At the macro level, the story is consistent.
If you read last week’s update then you know this week’s theme; the sell-side is feeling bullish and the majority are continuing to tell their client base of institutional portfolio managers to stay long this market. While this continued optimism stands in contrast to a surprising drop in consumer confidence last week, it remains consistent with the tone of a market that rallied an additional 2% during the same period of time.
Continued optimism shouldn’t be a surprise to anyone that’s been following First Coverage sentiment this year. Outside of the confidence number mentioned above, both economic and corporate data were scarce last week. Subsequently, without any real obstacles to barrel through, a rally in motion will, once again, stay in motion.
Six of One, Half Dozen of Another
That being said, the week upcoming is different and is one full of new data on retail sales, housing and inflation. And while some might expect that ahead of this batch of news a more “cautious” stance would be taken by the sell-side, one would be only partially correct.
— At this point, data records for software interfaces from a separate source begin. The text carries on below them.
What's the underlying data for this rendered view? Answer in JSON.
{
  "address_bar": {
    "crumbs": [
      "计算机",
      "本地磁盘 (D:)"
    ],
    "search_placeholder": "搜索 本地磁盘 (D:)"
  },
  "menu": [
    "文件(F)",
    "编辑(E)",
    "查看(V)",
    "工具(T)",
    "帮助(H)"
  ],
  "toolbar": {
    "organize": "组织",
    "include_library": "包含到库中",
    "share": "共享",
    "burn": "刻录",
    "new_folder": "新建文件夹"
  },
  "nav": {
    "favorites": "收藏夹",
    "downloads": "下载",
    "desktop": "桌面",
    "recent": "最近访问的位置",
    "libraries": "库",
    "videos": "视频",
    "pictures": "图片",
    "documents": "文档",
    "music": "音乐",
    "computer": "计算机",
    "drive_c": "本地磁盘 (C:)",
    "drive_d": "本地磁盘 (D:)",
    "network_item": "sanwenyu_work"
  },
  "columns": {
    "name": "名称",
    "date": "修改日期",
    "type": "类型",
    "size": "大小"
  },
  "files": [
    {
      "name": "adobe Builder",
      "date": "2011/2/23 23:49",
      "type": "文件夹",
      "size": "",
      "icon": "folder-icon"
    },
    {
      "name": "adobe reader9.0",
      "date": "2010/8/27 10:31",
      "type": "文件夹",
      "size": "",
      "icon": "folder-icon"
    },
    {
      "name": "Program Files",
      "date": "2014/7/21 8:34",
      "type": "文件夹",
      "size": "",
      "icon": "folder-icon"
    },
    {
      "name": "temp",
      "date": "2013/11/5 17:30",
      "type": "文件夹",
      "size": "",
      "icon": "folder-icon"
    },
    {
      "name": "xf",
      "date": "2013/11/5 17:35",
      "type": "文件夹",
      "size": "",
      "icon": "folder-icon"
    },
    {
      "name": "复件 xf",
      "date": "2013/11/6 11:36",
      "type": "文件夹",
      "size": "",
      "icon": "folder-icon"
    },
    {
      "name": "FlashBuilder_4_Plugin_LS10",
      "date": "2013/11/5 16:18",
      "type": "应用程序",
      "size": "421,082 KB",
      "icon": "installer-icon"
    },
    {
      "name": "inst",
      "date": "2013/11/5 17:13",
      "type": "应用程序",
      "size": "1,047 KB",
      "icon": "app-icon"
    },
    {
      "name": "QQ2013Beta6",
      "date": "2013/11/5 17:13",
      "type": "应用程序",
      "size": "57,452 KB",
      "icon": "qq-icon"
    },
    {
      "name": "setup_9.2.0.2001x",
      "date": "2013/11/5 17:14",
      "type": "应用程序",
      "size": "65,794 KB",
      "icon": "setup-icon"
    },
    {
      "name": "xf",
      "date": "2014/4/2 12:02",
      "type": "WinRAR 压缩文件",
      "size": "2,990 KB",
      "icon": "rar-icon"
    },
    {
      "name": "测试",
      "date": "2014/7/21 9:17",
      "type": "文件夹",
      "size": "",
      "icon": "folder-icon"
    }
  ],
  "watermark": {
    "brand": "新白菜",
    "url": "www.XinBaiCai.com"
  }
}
Certainty of the sell-side can be shown by looking at the number of new ideas being opened compared to the amount of old ideas being closed, and this ratio is negative for the second week in a row. Underlying this data, there is a small but growing percentage of the sell-side that is calling it a day. While they are not getting bearish, this small but vocal minority is definitely suggesting clients lock in some profits.
However, on the other side, there is a much larger percentage of the sell-side that continue to contribute to an upwards creep in the market sentiment level. It appears as if those that have decided to still suggest new capital allocations have also decided that nothing on the horizon could constitute a meaningful enough surprise to derail a perfectly enjoyable year-end rally.
Risk is no Longer a Four Letter Word
And that means that amongst those still doling out advice; a healthy risk appetite is back.
Not only is the sell-side being bolder in the face of many important data points, but once again the sell-side is suggesting that the buy-side live life on the edge for these last six weeks of 2009 and purchase financial stocks.
Sentiment surrounding the financial industry has seen strong bullish movement for the past two weeks and is now, once again, the most bullish industry as measured by sentiment amongst the sell-side. We’ve often talked about the fact that it would be unlikely to see a sustained break in the rally until the industries that brought us this far, technology and financials, were abandoned. To date, we are clearly seeing nothing that would be consistent with that type of break occurring in this massive run that’s been ongoing since the beginning of March.
Stocks to Watch
Over the last week, the following stocks had the largest bullish and bearish sentiment shifts amongst the sell-side.